Figure 1: Topology view from the developer perspective of the OpenShift web console.

Configuring Prometheus

As of version 4.6, OpenShift comes with a built-in Prometheus instance. To use this instance, you will need to configure the monitoring stack and enable metrics for user-defined projects on your cluster, from an administrator account.

Create a cluster monitoring config map

To configure the core Red Hat OpenShift Container Platform monitoring components, you must create the cluster-monitoring-config ConfigMap object in the openshift-monitoring project. Create a YAML file called cluster-monitoring-config.yaml and paste in the following:

apiVersion: v1
kind: ConfigMap
  name: cluster-monitoring-config
  namespace: openshift-monitoring
  config.yaml: |
    enableUserWorkload: true

Then, apply the file to your OpenShift cluster:

$ oc apply -f cluster-monitoring-config.yaml

You also need to grant user permissions to configure monitoring for user-defined projects. Run the following command, replacing user and namespace with the appropriate values:

$ oc policy add-role-to-user monitoring-edit user -n namespace

Create a service monitor

The last thing to do is deploy a service monitor for your application. Deploying the service monitor allows Prometheus to scrape your application's /metrics endpoint regularly to get the latest metrics. Create a file called service-monitor.yaml and paste in the following:

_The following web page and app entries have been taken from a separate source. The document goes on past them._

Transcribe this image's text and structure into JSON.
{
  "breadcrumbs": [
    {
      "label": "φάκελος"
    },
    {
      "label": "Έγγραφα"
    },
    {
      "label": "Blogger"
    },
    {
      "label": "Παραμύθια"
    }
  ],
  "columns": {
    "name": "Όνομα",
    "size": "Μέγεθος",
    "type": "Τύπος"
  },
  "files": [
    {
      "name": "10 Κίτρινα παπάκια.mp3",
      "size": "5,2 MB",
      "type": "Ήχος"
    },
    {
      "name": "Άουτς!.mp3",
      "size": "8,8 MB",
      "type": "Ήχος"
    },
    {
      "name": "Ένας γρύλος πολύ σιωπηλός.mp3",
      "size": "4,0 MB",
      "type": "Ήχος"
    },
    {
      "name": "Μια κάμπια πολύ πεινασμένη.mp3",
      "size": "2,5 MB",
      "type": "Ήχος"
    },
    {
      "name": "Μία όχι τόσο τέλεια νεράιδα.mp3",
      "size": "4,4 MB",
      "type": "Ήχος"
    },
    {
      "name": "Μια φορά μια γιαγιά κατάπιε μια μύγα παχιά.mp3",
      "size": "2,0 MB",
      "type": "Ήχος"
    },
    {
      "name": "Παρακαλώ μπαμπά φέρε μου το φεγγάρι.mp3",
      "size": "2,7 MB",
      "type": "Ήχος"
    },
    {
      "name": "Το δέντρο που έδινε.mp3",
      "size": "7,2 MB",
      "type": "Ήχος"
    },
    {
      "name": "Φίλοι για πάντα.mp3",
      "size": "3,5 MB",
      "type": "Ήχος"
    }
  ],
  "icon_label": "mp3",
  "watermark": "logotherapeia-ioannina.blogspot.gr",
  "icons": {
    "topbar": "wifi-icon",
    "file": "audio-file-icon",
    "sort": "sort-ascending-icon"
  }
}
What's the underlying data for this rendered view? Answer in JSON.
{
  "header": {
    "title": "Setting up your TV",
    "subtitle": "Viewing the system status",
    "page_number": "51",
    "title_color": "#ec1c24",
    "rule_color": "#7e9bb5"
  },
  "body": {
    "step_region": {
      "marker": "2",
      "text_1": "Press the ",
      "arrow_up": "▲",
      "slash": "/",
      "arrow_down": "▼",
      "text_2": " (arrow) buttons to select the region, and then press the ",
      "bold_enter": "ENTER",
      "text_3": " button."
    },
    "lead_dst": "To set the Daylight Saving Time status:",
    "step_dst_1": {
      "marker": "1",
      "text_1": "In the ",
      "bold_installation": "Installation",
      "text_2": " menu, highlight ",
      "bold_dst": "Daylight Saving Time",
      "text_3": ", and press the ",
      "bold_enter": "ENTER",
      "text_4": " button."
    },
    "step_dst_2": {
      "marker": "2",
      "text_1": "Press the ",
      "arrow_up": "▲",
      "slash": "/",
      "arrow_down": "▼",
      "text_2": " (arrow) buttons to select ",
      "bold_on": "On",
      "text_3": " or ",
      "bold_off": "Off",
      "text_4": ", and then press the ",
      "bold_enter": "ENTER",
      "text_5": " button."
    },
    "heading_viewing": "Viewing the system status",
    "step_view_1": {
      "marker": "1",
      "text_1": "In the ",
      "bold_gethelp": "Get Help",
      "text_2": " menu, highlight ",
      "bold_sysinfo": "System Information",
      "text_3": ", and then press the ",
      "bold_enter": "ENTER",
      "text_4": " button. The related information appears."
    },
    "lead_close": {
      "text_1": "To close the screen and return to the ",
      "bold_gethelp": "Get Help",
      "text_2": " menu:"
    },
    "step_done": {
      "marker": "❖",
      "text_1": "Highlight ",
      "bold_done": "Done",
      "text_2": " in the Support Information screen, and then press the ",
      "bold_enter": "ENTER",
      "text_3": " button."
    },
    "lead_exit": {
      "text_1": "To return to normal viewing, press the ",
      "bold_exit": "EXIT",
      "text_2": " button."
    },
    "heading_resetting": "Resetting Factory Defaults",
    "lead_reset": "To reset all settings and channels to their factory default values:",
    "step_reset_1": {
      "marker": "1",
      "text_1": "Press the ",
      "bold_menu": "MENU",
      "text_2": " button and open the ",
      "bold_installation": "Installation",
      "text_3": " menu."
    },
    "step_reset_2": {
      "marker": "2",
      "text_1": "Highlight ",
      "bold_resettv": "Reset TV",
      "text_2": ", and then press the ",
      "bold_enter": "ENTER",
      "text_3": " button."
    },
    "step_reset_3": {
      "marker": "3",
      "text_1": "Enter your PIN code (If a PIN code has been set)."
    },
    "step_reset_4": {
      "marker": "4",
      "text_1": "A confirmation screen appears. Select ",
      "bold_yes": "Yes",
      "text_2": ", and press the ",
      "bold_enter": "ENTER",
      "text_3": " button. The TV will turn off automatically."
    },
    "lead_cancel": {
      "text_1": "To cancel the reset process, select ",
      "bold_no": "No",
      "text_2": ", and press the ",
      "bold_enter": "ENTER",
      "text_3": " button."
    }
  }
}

apiVersion: monitoring.coreos.com/v1
kind: ServiceMonitor
    k8s-app: nodeshift-monitor
  name: nodeshift-monitor
  namespace: nodeshift
    - interval: 30s
      port: http
      scheme: http
      project: my-app

Then, deploy this file to OpenShift:

$ oc apply -f service-monitor.yaml

The whole OpenShift monitoring stack should now be configured properly.

The Prometheus dashboard

With OpenShift 4.6, the Prometheus dashboard is integrated with OpenShift. To access the dashboard, go to your project and choose the Monitoring item on the left, as shown in Figure 2.

CPU usage in the Prometheus dashboard.
Figure 2: Prometheus monitoring in the OpenShift dashboard.

To view the Prometheus metrics (using PromQL), go to the second tab called Metrics. You can query and graph any of the metrics your application provides. For example, Figure 3 graphs the size of the heap.

A heap graph in the Prometheus dashboard.
Figure 3: A heap graph in Prometheus.

Testing the application

Next, let's use the Apache Bench tool to add to the load on our application. We'll hit our API endpoint 10,000 times with 100 concurrent requests at a time:

$ ab -n 10000 -c 100 http://my-app-nodeshift.apps.ci-ln-5sqydqb-f76d1.origin-ci-int-gce.dev.openshift.com/api/greeting

After generating this load, we can go back to the main Prometheus dashboard screen and construct a simple query to see how the service performed. We'll use our custom http_request_duration_seconds metric to measure the average request duration during the last five minutes. Type this query into the textbox:


Then, go to the Prometheus dashboard to see the nicely drawn graph shown in Figure 4.

Performance monitoring with Prometheus.
Figure 4: Results from a custom query.

We get two lines of output because we have two types of responses: The successful one (200) and the server error (500). We can also see that as the load increases, so does the time required to complete HTTP requests.


This article has been a quick introduction to monitoring Node.js applications with Prometheus.  You’ll want to do much more for a production application, including setting up alerts and adding custom metrics to support RED metrics. But I’ll leave those options for another article. Hopefully, this was enough to get you started and ready to learn more.

To learn more about what Red Hat is up to on the Node.js front, check out our new Node.js landing page.

Last updated: March 31, 2021